Task details - The answer is the data repeated in full, with no pictures included.

#####

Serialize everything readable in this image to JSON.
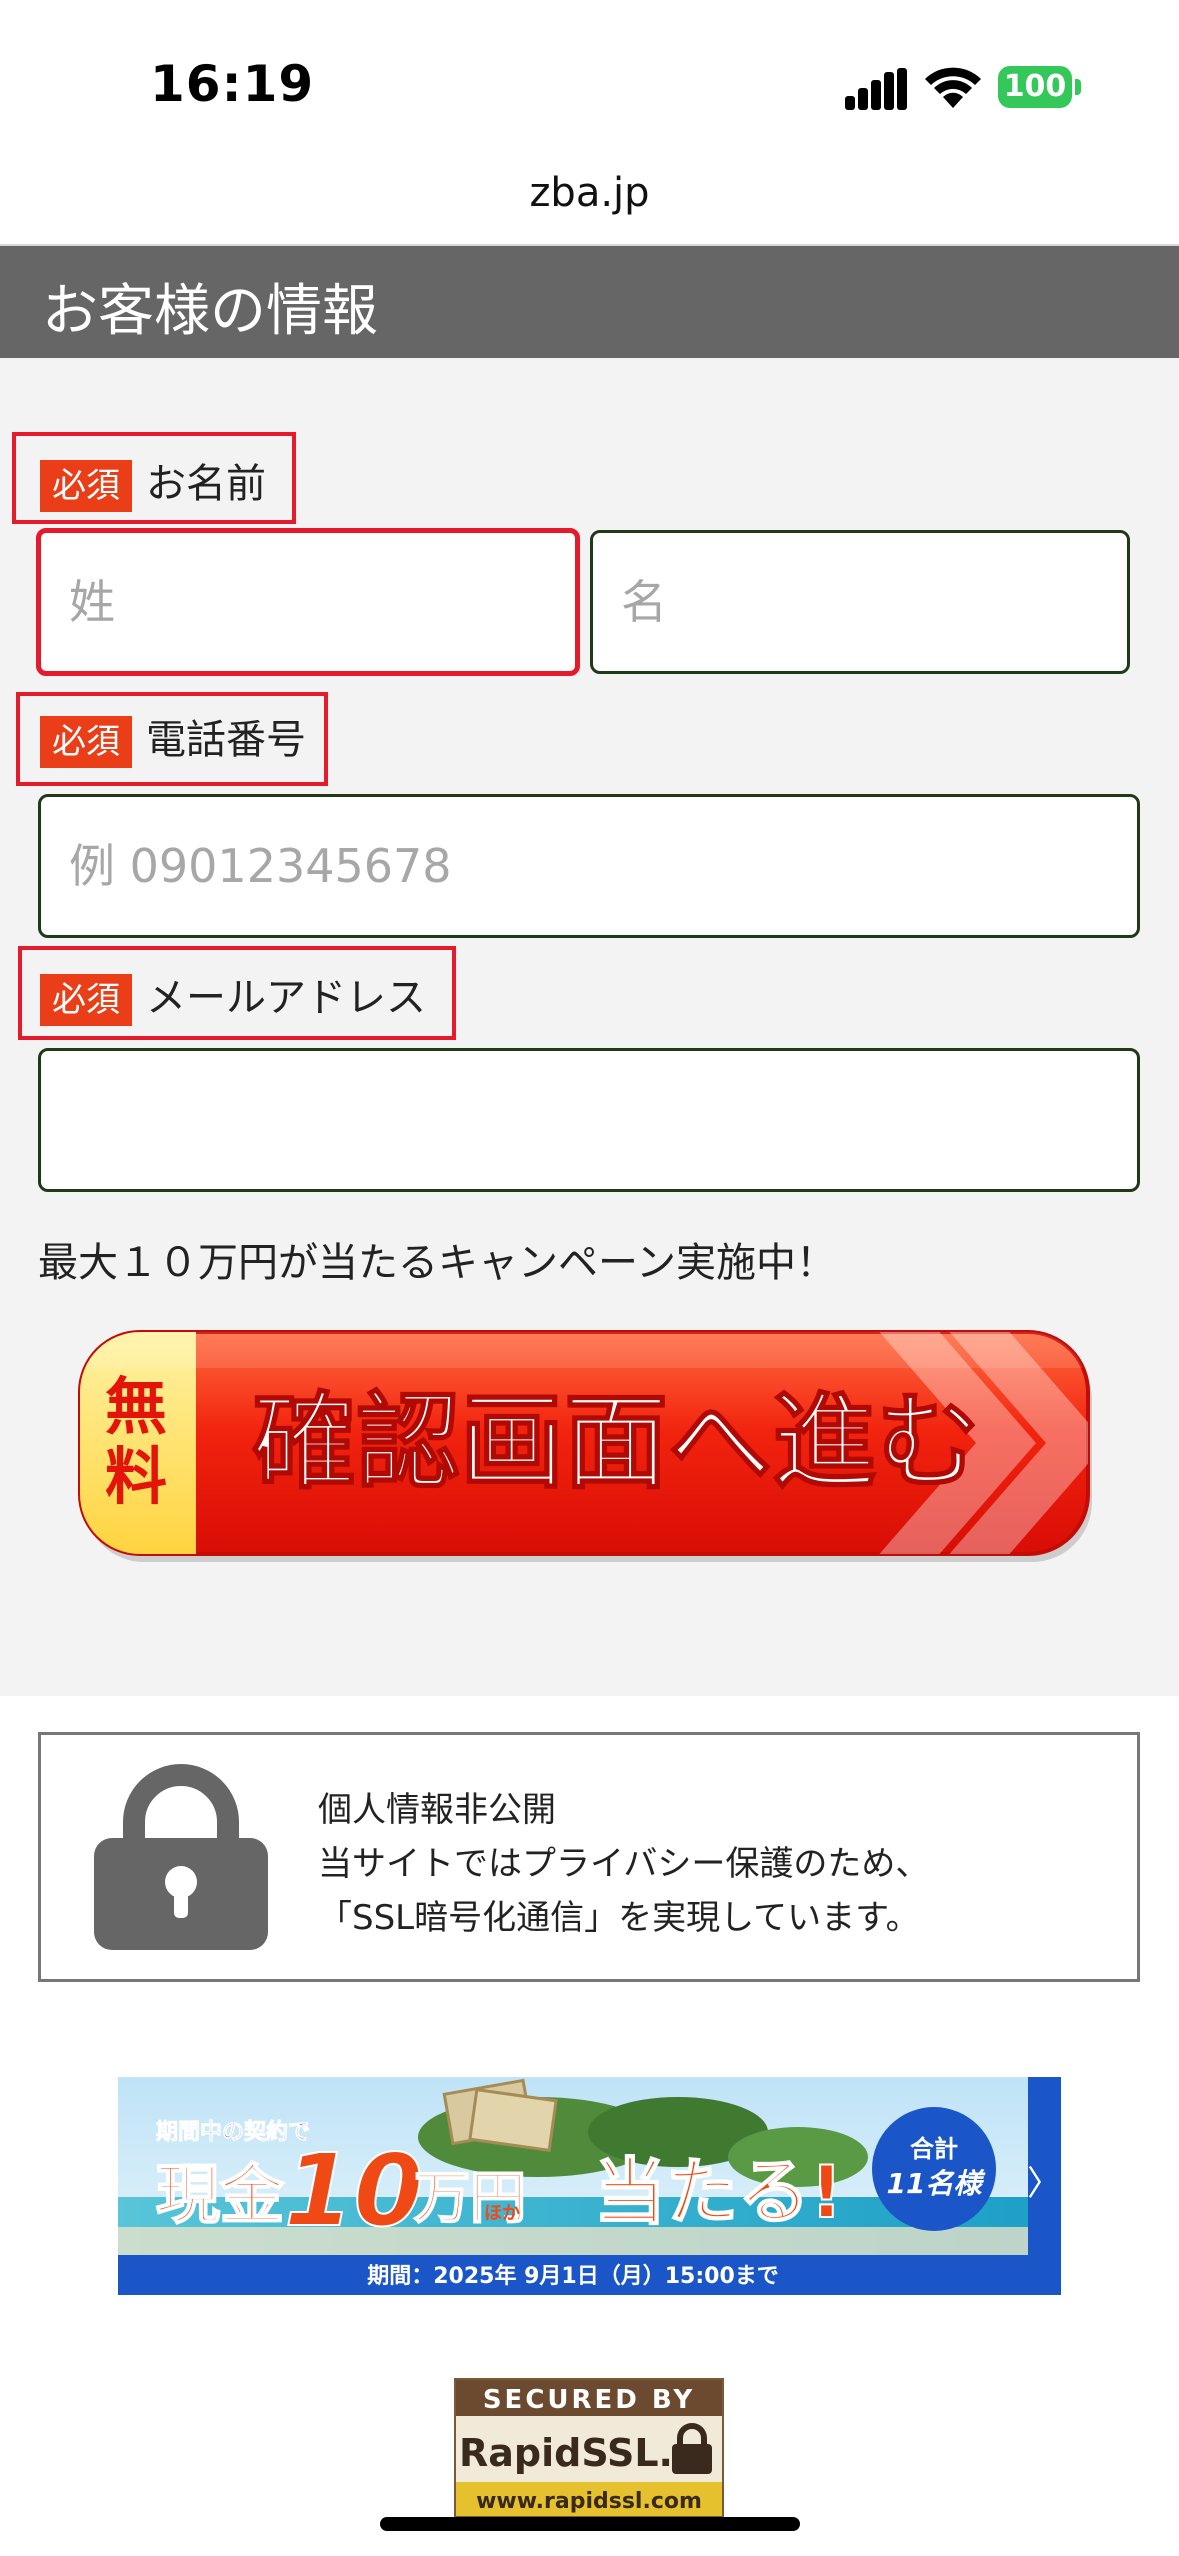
{
  "status_bar": {
    "time": "16:19",
    "battery": "100"
  },
  "browser": {
    "url": "zba.jp"
  },
  "header": {
    "title": "お客様の情報"
  },
  "form": {
    "required_badge": "必須",
    "name_label": "お名前",
    "last_name_placeholder": "姓",
    "first_name_placeholder": "名",
    "phone_label": "電話番号",
    "phone_placeholder": "例 09012345678",
    "email_label": "メールアドレス",
    "email_placeholder": "",
    "campaign_text": "最大１０万円が当たるキャンペーン実施中！"
  },
  "cta": {
    "free_badge_line1": "無",
    "free_badge_line2": "料",
    "label": "確認画面へ進む"
  },
  "security": {
    "line1": "個人情報非公開",
    "line2": "当サイトではプライバシー保護のため、",
    "line3": "「SSL暗号化通信」を実現しています。",
    "icon": "lock-icon"
  },
  "banner": {
    "top_text": "期間中の契約で",
    "main_text_1": "現金",
    "main_amount": "10",
    "main_text_2": "万円",
    "main_hoka": "ほか",
    "main_text_3": "当たる!",
    "badge_line1": "合計",
    "badge_line2": "11名様",
    "period": "期間：2025年 9月1日（月）15:00まで",
    "arrow": "〉"
  },
  "ssl_seal": {
    "line1": "SECURED BY",
    "line2": "RapidSSL.",
    "line3": "www.rapidssl.com"
  },
  "colors": {
    "header_bg": "#666666",
    "required_red": "#ea3e19",
    "cta_red": "#e8150b",
    "field_border": "#1f3a17"
  }
}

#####

Response for this exercise -
Serialize everything readable in this image to JSON.
{
  "status_bar": {
    "time": "16:19",
    "battery": "100"
  },
  "browser": {
    "url": "zba.jp"
  },
  "header": {
    "title": "お客様の情報"
  },
  "form": {
    "required_badge": "必須",
    "name_label": "お名前",
    "last_name_placeholder": "姓",
    "first_name_placeholder": "名",
    "phone_label": "電話番号",
    "phone_placeholder": "例 09012345678",
    "email_label": "メールアドレス",
    "email_placeholder": "",
    "campaign_text": "最大１０万円が当たるキャンペーン実施中！"
  },
  "cta": {
    "free_badge_line1": "無",
    "free_badge_line2": "料",
    "label": "確認画面へ進む"
  },
  "security": {
    "line1": "個人情報非公開",
    "line2": "当サイトではプライバシー保護のため、",
    "line3": "「SSL暗号化通信」を実現しています。",
    "icon": "lock-icon"
  },
  "banner": {
    "top_text": "期間中の契約で",
    "main_text_1": "現金",
    "main_amount": "10",
    "main_text_2": "万円",
    "main_hoka": "ほか",
    "main_text_3": "当たる!",
    "badge_line1": "合計",
    "badge_line2": "11名様",
    "period": "期間：2025年 9月1日（月）15:00まで",
    "arrow": "〉"
  },
  "ssl_seal": {
    "line1": "SECURED BY",
    "line2": "RapidSSL.",
    "line3": "www.rapidssl.com"
  },
  "colors": {
    "header_bg": "#666666",
    "required_red": "#ea3e19",
    "cta_red": "#e8150b",
    "field_border": "#1f3a17"
  }
}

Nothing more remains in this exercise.